### THE TASK
Please set down, word for word, each line from the one containing "Decode this image" through the final line of the records below, both included, and nothing else.
□ □ □ □ □
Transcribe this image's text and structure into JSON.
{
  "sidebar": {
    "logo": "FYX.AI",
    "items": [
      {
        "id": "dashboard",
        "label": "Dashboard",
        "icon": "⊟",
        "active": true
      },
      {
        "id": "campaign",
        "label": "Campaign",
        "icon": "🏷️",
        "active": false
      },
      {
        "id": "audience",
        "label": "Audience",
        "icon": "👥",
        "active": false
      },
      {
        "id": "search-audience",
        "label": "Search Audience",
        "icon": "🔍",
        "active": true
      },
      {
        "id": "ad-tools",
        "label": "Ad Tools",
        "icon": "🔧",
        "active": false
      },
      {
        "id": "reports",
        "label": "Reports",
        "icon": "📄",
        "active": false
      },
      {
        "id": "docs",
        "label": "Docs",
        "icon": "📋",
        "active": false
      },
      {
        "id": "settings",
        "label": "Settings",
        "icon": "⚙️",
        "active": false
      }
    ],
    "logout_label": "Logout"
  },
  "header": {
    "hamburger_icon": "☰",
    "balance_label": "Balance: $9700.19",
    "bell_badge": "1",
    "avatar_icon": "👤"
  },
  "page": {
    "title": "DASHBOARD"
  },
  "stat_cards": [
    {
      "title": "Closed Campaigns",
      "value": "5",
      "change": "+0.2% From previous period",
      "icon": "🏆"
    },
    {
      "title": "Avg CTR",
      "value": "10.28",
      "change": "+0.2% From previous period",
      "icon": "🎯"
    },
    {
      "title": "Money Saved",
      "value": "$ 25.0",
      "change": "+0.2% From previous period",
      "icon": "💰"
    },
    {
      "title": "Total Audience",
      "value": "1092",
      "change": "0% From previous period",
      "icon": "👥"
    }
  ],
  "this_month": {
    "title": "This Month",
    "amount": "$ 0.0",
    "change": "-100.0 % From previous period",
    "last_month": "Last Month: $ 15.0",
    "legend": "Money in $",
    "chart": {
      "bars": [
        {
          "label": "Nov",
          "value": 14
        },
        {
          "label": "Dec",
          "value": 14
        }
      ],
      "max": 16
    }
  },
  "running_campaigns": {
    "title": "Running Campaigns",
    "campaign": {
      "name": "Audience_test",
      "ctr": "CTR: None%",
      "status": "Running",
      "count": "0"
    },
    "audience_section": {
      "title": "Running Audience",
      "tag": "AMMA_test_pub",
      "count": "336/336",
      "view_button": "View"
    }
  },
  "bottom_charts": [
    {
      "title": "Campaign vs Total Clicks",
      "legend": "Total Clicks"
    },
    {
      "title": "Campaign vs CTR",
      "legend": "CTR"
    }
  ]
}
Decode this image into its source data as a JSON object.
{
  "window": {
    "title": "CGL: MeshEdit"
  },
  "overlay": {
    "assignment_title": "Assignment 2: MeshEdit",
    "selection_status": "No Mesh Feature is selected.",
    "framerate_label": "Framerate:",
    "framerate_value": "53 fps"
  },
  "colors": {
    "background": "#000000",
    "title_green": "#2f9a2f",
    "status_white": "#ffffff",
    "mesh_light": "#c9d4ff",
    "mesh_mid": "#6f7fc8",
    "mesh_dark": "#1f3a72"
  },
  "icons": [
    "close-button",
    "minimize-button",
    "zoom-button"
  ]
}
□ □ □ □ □
### WRITTEN SOLUTION
Decode this image into its source data as a JSON object.
{
  "window": {
    "title": "CGL: MeshEdit"
  },
  "overlay": {
    "assignment_title": "Assignment 2: MeshEdit",
    "selection_status": "No Mesh Feature is selected.",
    "framerate_label": "Framerate:",
    "framerate_value": "53 fps"
  },
  "colors": {
    "background": "#000000",
    "title_green": "#2f9a2f",
    "status_white": "#ffffff",
    "mesh_light": "#c9d4ff",
    "mesh_mid": "#6f7fc8",
    "mesh_dark": "#1f3a72"
  },
  "icons": [
    "close-button",
    "minimize-button",
    "zoom-button"
  ]
}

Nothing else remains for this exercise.